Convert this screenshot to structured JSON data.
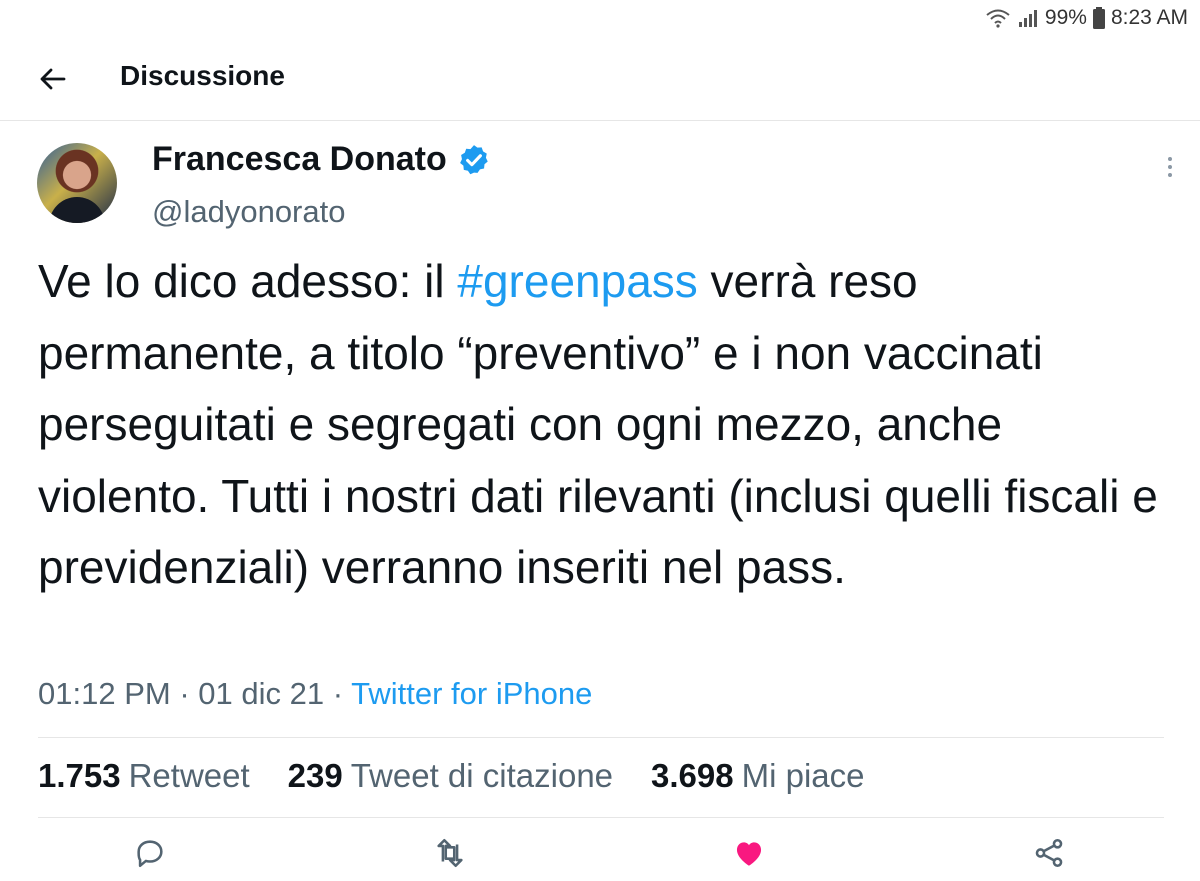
{
  "status_bar": {
    "battery": "99%",
    "time": "8:23 AM"
  },
  "header": {
    "title": "Discussione",
    "back_icon": "arrow-left-icon"
  },
  "author": {
    "name": "Francesca Donato",
    "handle": "@ladyonorato",
    "verified_color": "#1d9bf0"
  },
  "tweet": {
    "text_before": "Ve lo dico adesso: il ",
    "hashtag": "#greenpass",
    "text_after": " verrà reso permanente, a titolo “preventivo” e i non vaccinati perseguitati e segregati con ogni mezzo, anche violento. Tutti i nostri dati rilevanti (inclusi quelli fiscali e previdenziali) verranno inseriti nel pass."
  },
  "meta": {
    "time": "01:12 PM",
    "dot": "·",
    "date": "01 dic 21",
    "source": "Twitter for iPhone"
  },
  "stats": [
    {
      "count": "1.753",
      "label": "Retweet"
    },
    {
      "count": "239",
      "label": "Tweet di citazione"
    },
    {
      "count": "3.698",
      "label": "Mi piace"
    }
  ],
  "actions": {
    "icons": [
      "reply-icon",
      "retweet-icon",
      "like-icon",
      "share-icon"
    ],
    "like_color": "#f91880",
    "icon_color": "#536471"
  },
  "colors": {
    "link": "#1d9bf0",
    "secondary_text": "#536471"
  }
}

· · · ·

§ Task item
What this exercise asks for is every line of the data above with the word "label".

§ Answer section
      "label": "Retweet"
      "label": "Tweet di citazione"
      "label": "Mi piace"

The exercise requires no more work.